* What is needed *
The required output is the full listing below, reproduced word for word.
· · · · ·
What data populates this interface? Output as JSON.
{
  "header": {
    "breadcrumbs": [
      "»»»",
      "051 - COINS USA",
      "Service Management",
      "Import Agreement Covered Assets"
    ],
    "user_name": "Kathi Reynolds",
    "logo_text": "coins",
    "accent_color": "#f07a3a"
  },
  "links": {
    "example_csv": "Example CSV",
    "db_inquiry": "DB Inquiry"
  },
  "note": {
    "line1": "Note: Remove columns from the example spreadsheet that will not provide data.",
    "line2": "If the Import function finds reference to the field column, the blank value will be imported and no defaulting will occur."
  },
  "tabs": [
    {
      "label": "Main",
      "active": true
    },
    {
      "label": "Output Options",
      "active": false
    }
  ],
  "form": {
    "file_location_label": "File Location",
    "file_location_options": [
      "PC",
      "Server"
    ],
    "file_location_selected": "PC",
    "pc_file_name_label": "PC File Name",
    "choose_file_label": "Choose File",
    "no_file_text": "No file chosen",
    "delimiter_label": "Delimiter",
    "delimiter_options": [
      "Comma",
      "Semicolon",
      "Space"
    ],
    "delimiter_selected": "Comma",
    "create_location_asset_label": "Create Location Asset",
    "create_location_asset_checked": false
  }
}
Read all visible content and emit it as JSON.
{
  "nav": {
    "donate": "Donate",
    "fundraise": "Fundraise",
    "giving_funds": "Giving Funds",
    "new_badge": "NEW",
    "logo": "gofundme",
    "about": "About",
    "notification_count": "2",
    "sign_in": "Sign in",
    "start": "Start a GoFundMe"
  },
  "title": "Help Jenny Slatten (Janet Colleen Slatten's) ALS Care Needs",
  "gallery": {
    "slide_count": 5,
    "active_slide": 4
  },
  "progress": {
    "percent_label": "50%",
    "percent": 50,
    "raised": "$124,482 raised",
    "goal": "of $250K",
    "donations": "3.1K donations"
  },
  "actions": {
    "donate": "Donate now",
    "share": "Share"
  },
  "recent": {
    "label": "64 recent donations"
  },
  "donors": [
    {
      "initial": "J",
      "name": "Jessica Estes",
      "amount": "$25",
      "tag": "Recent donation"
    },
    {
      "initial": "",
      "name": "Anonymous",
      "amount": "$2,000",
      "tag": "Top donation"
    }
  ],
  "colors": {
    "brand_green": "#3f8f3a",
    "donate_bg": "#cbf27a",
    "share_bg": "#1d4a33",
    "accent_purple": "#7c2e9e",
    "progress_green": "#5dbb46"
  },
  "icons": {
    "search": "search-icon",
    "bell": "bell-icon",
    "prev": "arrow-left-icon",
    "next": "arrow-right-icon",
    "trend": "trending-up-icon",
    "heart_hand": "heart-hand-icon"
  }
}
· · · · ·
* Expected answer *
What data populates this interface? Output as JSON.
{
  "header": {
    "breadcrumbs": [
      "»»»",
      "051 - COINS USA",
      "Service Management",
      "Import Agreement Covered Assets"
    ],
    "user_name": "Kathi Reynolds",
    "logo_text": "coins",
    "accent_color": "#f07a3a"
  },
  "links": {
    "example_csv": "Example CSV",
    "db_inquiry": "DB Inquiry"
  },
  "note": {
    "line1": "Note: Remove columns from the example spreadsheet that will not provide data.",
    "line2": "If the Import function finds reference to the field column, the blank value will be imported and no defaulting will occur."
  },
  "tabs": [
    {
      "label": "Main",
      "active": true
    },
    {
      "label": "Output Options",
      "active": false
    }
  ],
  "form": {
    "file_location_label": "File Location",
    "file_location_options": [
      "PC",
      "Server"
    ],
    "file_location_selected": "PC",
    "pc_file_name_label": "PC File Name",
    "choose_file_label": "Choose File",
    "no_file_text": "No file chosen",
    "delimiter_label": "Delimiter",
    "delimiter_options": [
      "Comma",
      "Semicolon",
      "Space"
    ],
    "delimiter_selected": "Comma",
    "create_location_asset_label": "Create Location Asset",
    "create_location_asset_checked": false
  }
}
Read all visible content and emit it as JSON.
{
  "nav": {
    "donate": "Donate",
    "fundraise": "Fundraise",
    "giving_funds": "Giving Funds",
    "new_badge": "NEW",
    "logo": "gofundme",
    "about": "About",
    "notification_count": "2",
    "sign_in": "Sign in",
    "start": "Start a GoFundMe"
  },
  "title": "Help Jenny Slatten (Janet Colleen Slatten's) ALS Care Needs",
  "gallery": {
    "slide_count": 5,
    "active_slide": 4
  },
  "progress": {
    "percent_label": "50%",
    "percent": 50,
    "raised": "$124,482 raised",
    "goal": "of $250K",
    "donations": "3.1K donations"
  },
  "actions": {
    "donate": "Donate now",
    "share": "Share"
  },
  "recent": {
    "label": "64 recent donations"
  },
  "donors": [
    {
      "initial": "J",
      "name": "Jessica Estes",
      "amount": "$25",
      "tag": "Recent donation"
    },
    {
      "initial": "",
      "name": "Anonymous",
      "amount": "$2,000",
      "tag": "Top donation"
    }
  ],
  "colors": {
    "brand_green": "#3f8f3a",
    "donate_bg": "#cbf27a",
    "share_bg": "#1d4a33",
    "accent_purple": "#7c2e9e",
    "progress_green": "#5dbb46"
  },
  "icons": {
    "search": "search-icon",
    "bell": "bell-icon",
    "prev": "arrow-left-icon",
    "next": "arrow-right-icon",
    "trend": "trending-up-icon",
    "heart_hand": "heart-hand-icon"
  }
}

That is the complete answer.